[DATASET]:
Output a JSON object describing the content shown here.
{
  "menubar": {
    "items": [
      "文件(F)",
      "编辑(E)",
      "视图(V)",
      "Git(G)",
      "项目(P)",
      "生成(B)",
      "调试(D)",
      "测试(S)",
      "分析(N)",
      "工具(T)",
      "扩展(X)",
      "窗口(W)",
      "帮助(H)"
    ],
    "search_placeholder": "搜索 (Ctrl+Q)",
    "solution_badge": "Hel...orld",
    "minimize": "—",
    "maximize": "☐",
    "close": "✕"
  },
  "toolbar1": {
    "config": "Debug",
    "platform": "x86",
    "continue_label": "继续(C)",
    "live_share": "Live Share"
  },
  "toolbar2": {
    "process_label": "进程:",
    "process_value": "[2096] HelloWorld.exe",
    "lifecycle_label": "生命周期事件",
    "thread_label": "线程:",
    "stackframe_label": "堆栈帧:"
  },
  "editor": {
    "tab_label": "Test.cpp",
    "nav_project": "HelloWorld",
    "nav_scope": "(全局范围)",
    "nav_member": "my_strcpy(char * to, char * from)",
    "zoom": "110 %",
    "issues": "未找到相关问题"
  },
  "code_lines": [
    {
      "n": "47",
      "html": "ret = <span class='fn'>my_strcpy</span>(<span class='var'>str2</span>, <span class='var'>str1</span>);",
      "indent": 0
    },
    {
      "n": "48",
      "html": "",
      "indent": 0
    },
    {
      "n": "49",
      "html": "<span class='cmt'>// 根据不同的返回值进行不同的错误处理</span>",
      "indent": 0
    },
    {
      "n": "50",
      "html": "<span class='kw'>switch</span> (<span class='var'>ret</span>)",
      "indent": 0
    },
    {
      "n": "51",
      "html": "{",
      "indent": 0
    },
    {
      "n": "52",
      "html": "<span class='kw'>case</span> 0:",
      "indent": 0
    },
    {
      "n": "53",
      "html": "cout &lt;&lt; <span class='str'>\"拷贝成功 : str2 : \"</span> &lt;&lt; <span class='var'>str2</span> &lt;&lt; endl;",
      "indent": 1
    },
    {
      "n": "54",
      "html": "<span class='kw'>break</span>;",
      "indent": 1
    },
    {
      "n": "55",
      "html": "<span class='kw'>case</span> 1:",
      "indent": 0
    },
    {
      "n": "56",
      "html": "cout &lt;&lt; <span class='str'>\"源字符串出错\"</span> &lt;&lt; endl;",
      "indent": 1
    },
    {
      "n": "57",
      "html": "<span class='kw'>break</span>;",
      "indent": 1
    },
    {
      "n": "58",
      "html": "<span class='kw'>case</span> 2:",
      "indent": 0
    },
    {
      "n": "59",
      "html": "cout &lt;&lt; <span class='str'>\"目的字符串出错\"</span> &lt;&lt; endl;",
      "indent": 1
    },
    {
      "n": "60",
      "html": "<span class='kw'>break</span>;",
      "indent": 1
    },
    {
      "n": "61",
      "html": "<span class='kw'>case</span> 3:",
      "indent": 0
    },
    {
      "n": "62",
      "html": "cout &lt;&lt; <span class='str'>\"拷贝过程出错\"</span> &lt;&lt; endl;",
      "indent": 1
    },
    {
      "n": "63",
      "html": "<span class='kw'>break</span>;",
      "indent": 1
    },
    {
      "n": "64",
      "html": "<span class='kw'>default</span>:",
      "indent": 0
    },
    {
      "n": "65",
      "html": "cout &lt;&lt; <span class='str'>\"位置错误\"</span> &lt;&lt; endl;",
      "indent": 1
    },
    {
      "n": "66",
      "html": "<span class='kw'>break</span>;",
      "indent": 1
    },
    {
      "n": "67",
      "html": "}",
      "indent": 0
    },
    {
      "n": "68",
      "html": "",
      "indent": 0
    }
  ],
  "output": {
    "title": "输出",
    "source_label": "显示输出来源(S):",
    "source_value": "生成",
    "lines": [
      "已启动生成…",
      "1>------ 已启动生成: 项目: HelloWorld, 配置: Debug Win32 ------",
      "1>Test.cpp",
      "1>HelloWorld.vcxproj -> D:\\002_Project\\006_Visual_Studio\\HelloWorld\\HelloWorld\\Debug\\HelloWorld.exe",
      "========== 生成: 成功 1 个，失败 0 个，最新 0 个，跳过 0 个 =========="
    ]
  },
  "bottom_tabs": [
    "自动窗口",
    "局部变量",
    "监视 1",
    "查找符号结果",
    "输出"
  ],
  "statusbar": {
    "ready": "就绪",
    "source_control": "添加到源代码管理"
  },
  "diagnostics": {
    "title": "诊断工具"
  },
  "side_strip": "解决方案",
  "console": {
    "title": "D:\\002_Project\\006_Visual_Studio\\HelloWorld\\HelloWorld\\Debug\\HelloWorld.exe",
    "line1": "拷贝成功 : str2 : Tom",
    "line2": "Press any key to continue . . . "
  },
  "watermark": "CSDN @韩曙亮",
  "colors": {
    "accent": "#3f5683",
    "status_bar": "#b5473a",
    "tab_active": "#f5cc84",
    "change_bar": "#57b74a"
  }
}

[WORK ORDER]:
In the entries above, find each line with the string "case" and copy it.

[EXERCISE RESPONSE]:
      "html": "<span class='kw'>case</span> 0:",
      "html": "<span class='kw'>case</span> 1:",
      "html": "<span class='kw'>case</span> 2:",
      "html": "<span class='kw'>case</span> 3:",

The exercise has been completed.